I find myself returning to George Orwell’s essays on social responsibility at this time with a feeling of ‘The more things change the more they stay the same.’ Perhaps it is time to simply stop bailing out banks and let it fall. 

The only way change can ever occur is by embracing the risk and disorder it brings, and we can never know what lies beyond the next moment, even the expert guessers they bring onto news programmes know nothing about what might come, remember they are people employed to look certain when they have less of a clue than we do. Please ask yourself -  besides money, what have these people got? Very little it seems.

Thursday, 6 October 2011

Steve Jobs

"Remembering that I'll be dead soon is the most important tool I've ever encountered to help me make the big choices in life. Because almost everything - all external expectations, all pride, all fear of embarrassment or failure - these things just fall away in the face of death, leaving only what is truly important. Remembering that you are going to die is the best way I know to avoid the trap of thinking you have something to lose. You are already naked. There is no reason not to follow your heart."

Saturday, 1 October 2011

Eighty Years

My father Mohammed Siddique is eighty today. It has been twenty years since I last set eyes on him, so that we have no idea if he is alive or dead. How can it be that someone can simply disappear into this world? I choose to believe that he is alive, that he is out there somewhere. I would love to find him and make him some pakoras like he used to make for me, listen to his life; filling in that book of missing pages. I want to sit and look at him, and have him look at me - son & father, father to son. It is all about love and belonging of course, all our lives and stories are. Happy Eightieth Birthday Father, Mohammed Siddique. I Love You.


If you'd like to read about my father's journey you can read a piece from GRANTA about his life and my my search for him. There is also a story about him in the book Four Fathers. I hope one day to compile all the pieces, both poetry & prose, I've written about dad into a book. I'd love to be able to fill in some of the missing years too.. We shall see.

Please do leave a comment on the Granta page if you stop by to read 'Six Snapshots'. It's good to know you've been by.. Thanks


We're cooking up some of dad's favourite foods this weekend: The traditional Punjabi breakfast of parathas and dehi (yoghurt), chicken curry, aloo palak (potato & spinach), and of course his famous pakoras and lots of cups of chai tea.


Some Viewing Material

Migratory Patterns from John Siddique on Vimeo.
This poem is taken from Recital and tells the need for dreams in the life of the young immigrant Mohammed.


Strange how these things happen but just last week someone wrote to me to say that they had really liked a poem of mine from The Prize.
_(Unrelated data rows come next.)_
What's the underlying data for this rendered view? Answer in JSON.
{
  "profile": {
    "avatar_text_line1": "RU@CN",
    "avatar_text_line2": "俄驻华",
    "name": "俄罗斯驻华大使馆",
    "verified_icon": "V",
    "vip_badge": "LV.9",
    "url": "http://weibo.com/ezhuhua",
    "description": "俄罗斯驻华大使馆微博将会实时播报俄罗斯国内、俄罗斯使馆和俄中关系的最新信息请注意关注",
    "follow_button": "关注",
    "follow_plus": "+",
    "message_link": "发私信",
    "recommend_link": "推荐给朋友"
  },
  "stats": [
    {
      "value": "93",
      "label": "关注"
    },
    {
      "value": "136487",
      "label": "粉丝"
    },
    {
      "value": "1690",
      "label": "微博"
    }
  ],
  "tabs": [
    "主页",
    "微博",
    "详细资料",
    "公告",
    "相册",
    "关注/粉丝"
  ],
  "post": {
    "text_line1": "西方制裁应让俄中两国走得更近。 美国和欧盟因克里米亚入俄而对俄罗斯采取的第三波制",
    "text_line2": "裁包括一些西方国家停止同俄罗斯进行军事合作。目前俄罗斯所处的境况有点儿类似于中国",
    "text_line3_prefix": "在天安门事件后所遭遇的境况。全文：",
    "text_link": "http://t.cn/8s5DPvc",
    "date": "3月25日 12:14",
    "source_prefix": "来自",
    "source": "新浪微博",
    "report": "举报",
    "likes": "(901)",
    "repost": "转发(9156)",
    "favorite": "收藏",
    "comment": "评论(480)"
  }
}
It is one of the first things I wrote about my dad, so I thought it would go well on here.

Room For The Invented Father

His walls are plain.
The colour of the room
quilted from book spines.
A sense of ozone.
Comfortable, but not opulent.
His pictures; abstract joy and found things.

A couch of welcome.
A table of manners.
The window reaches over the year,
as it changes, as I observe him,
push against him,
am like him.

The love and pulse of Miles, Coltrane, 
Sonny Rollins, Sonny LeRoi,
change from goose honks to the story of ourselves.

And his chair, like a sea captain's or a poet's.
His back mapped into the leather.
His mixture of pipe smoke,
and his autumn in the woodsness.

This room is lived yet immaculate.
Amber nut wood floor
shining from its washings and
our stockinged feet.

John Siddique 2005